What is Considered a Wrongful Death?

Losing a loved one is a heart-wrenching experience, and the pain is compounded when that loss is the result of someone else's negligence or intentional actions. Wrongful death is a legal concept that aims to provide justice and compensation for the survivors of those who have lost their lives due to the wrongful acts or omissions of others. In this blog, we will explore what constitutes wrongful death, its legal implications, and the steps that can be taken to seek redress for such tragic circumstances.

Defining Wrongful Death

Wrongful death occurs when a person's life is prematurely taken due to the negligence, recklessness, or deliberate actions of another party. This could be the result of various situations, including car accidents caused by drunk or distracted drivers, medical malpractice, dangerous premises, defective products, or even criminal acts like murder. In essence, wrongful death is a preventable tragedy that could have been avoided if reasonable care and caution were exercised.

Legal Implications

The legal implications of wrongful death vary from country to country and even from state to state within some nations. Generally, surviving family members or representatives of the deceased's estate have the right to file a wrongful death lawsuit against the responsible party. The purpose of such a lawsuit is to seek compensation for the losses and damages resulting from the untimely death.

Eligible Parties

The eligible parties who can bring a wrongful death claim typically include the immediate family members of the deceased, such as spouses, children, and parents. In some jurisdictions, extended family members or financial dependents may also be entitled to file a claim. If no family members step forward, the personal representative of the deceased's estate can initiate the lawsuit.

Proving Wrongful Death

To successfully pursue a wrongful death claim, the plaintiff must establish several key elements:

  1. Duty of Care: The plaintiff must demonstrate that the defendant owed a duty of care to the deceased. For example, a driver owes a duty of care to others on the road to drive responsibly and adhere to traffic laws.

  2. Breach of Duty: It must be proven that the defendant breached their duty of care through negligence, recklessness, or intentional actions.
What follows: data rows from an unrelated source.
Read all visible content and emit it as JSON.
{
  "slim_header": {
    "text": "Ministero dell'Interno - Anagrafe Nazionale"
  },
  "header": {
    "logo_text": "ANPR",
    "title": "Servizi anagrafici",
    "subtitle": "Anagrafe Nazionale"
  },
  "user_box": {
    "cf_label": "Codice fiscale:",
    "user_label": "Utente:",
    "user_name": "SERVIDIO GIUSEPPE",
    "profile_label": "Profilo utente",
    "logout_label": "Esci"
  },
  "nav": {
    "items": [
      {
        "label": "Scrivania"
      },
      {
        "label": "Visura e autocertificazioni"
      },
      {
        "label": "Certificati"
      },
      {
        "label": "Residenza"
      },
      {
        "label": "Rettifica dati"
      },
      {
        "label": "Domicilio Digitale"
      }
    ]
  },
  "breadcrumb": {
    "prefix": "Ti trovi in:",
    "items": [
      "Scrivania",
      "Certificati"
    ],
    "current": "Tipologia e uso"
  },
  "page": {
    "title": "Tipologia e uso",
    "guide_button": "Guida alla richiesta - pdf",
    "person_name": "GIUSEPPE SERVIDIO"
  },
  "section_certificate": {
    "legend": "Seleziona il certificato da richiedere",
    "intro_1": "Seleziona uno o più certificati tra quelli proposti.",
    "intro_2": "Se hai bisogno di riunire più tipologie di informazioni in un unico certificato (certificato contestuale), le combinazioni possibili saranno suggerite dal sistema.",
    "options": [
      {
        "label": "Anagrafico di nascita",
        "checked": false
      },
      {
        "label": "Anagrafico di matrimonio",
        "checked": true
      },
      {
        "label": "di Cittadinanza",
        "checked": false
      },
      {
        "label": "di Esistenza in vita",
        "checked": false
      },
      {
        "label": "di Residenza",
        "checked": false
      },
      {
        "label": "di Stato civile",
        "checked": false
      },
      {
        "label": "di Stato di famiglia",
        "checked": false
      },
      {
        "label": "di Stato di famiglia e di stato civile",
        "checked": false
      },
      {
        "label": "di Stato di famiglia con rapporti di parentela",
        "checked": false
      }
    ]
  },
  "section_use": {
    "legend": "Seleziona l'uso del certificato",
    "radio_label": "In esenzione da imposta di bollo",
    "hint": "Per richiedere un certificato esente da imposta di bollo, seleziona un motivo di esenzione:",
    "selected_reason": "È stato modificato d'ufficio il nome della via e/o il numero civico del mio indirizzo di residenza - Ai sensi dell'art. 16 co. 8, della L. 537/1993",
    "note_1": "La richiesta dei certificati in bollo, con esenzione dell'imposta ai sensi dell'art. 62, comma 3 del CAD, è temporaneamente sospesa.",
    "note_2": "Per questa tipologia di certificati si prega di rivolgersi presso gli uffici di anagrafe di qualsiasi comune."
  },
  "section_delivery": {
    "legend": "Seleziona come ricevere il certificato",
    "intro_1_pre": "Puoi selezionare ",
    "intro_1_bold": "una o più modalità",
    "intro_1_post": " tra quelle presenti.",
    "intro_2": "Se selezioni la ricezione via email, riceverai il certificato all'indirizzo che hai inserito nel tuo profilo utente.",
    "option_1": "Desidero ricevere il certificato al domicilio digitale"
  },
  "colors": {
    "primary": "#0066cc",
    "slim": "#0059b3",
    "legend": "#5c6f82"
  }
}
This could be, for instance, a doctor making a critical medical error.

  3. Causation: The plaintiff must establish a direct link between the defendant's actions or omissions and the death of the victim. It must be shown that the defendant's actions were the proximate cause of the fatal outcome.

  4. Damages: Finally, the plaintiff must demonstrate the financial and emotional damages incurred as a result of the wrongful death. These may include medical expenses, funeral costs, lost income, and the pain and suffering experienced by the surviving family members.

Seeking Justice and Closure

While no amount of compensation can replace the loss of a loved one, holding the responsible party accountable can provide a sense of justice and closure for the surviving family members. Wrongful death lawsuits not only serve as a deterrent against negligence but also send a message that society values the sanctity of life and will not tolerate wrongful actions.

Wrongful death is an unfortunate and devastating occurrence that results from the negligence, recklessness, or intentional actions of another party. Understanding the legal implications and the process of seeking justice through wrongful death lawsuits is crucial for the families affected by such tragedies. By holding those responsible accountable, we can strive to create a safer and more responsible society that cherishes the value of every human life.

If you believe you have a wrongful death claim, don't hesitate to seek legal representation from Curtis & Co.